I finally get back to DHL with my receipts and paperwork to prove that I’ve paid my customs duty. He says to take the papers to the back warehouse and let them know that I’m waiting for my package. I do, and they say they don’t have it at the moment – customs has to release it. Okay, well, I guess I’ll just… sit… over here. An hour later, nothing has happened. At this point I’ve been at customs/DHL for 3 HOURS basically shuffling paper across a parking lot and making sure to make a spectacle of myself as the disgustingly sweaty non-Dominican who looks too young to be involved with customs work. I continue waiting. It’s approaching 5pm – quitting time. So I go back to the front office and ask them why I still don’t have my package. They say that customs STILL hasn’t released it, so they don’t have it. And that they’re about to coos up – “what are you still doing here?”

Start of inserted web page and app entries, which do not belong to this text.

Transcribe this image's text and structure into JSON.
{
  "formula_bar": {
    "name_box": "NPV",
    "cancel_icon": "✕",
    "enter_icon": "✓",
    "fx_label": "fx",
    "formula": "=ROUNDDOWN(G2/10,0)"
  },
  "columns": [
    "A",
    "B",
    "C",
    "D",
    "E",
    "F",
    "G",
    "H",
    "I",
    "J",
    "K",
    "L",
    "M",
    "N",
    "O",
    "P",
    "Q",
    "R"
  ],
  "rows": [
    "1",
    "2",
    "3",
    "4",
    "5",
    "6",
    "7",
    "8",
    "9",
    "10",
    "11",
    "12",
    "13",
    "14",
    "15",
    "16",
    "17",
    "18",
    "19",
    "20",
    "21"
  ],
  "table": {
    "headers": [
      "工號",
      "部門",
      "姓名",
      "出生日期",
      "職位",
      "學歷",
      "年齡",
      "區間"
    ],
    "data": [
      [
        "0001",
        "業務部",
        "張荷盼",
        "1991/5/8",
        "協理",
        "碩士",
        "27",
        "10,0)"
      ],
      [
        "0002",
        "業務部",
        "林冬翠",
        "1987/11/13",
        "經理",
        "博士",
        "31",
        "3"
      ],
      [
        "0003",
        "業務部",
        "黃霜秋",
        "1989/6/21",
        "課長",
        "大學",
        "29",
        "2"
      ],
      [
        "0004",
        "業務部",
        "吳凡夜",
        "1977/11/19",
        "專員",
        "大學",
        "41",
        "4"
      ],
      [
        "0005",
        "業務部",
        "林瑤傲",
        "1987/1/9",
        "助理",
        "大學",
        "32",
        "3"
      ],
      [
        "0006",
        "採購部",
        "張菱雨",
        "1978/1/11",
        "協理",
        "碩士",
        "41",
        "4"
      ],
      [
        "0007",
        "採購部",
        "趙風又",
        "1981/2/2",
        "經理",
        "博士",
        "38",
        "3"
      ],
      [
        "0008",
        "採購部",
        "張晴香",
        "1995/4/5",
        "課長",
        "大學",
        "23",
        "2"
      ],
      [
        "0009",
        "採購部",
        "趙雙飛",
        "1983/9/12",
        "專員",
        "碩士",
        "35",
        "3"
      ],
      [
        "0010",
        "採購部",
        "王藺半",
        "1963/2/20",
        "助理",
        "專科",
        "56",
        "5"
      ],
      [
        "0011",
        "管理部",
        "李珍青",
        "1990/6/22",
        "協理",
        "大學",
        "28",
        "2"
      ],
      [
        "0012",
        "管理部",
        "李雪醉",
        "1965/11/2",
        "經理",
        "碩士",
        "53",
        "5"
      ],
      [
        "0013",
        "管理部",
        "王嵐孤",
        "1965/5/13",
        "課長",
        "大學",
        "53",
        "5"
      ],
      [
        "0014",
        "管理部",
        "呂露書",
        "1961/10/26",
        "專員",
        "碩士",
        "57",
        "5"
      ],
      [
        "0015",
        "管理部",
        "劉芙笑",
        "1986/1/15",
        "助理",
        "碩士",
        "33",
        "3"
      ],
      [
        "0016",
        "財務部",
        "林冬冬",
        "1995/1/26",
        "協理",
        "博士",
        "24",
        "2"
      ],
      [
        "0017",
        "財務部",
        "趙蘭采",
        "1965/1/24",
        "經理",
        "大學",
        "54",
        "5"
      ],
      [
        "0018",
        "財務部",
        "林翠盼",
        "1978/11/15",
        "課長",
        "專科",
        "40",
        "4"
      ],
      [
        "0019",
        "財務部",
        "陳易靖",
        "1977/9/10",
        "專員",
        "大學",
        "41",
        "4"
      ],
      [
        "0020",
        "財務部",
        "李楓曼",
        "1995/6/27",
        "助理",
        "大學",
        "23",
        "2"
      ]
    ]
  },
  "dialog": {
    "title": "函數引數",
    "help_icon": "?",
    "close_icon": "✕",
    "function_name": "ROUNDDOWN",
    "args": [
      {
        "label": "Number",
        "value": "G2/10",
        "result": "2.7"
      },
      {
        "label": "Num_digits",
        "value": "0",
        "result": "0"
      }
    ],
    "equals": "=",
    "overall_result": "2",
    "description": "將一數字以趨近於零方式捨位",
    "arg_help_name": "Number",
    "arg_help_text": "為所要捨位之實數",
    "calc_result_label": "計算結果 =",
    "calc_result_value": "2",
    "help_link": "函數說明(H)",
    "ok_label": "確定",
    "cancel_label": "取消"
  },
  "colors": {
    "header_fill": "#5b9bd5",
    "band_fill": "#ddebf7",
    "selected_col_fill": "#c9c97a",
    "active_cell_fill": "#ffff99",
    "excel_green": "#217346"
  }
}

I take a deep breath and SIGH – one of those DMV/Post Office-type sighs – and say okay, well then it WILL be shipped to my office tomorrow, right? Right, he nervously says after checking the address on the paperwork.
It’s not at the office the next day. I come back almost a week later and discover that they’ve decided to ship it to the US Embassy down the street. Why, I don’t know. To retrieve my package now involves soliciting the help of one of the Peace Corps drivers, but only one of the two of them, because only one has the magical badge that allows him access to the mailroom at the Embassy.
It was at this exact moment that I began to feel like I was trapped in some sort of grotesque Harry Potter story, whereby I have to find the hidden key to open the magical door and defeat evil before I can retrieve the sacred artifact. And of course the driver is off doing something for at least another day, so I still can’t retrieve it. At this point it has been a MONTH since the Kindle arrived in country – A MONTH – and finally – finally finally finally finally! – it arrives. I almost cried and kissed the ground and prayed to God/the gods/kami-sama for fulfilling my dreams after my adventure.
Thank you, DHL Worldwide Shipping, and especially your Dominican Republic branch, for really teaching me an important lesson about international shipping: DON’T DO IT. JUST DON’T.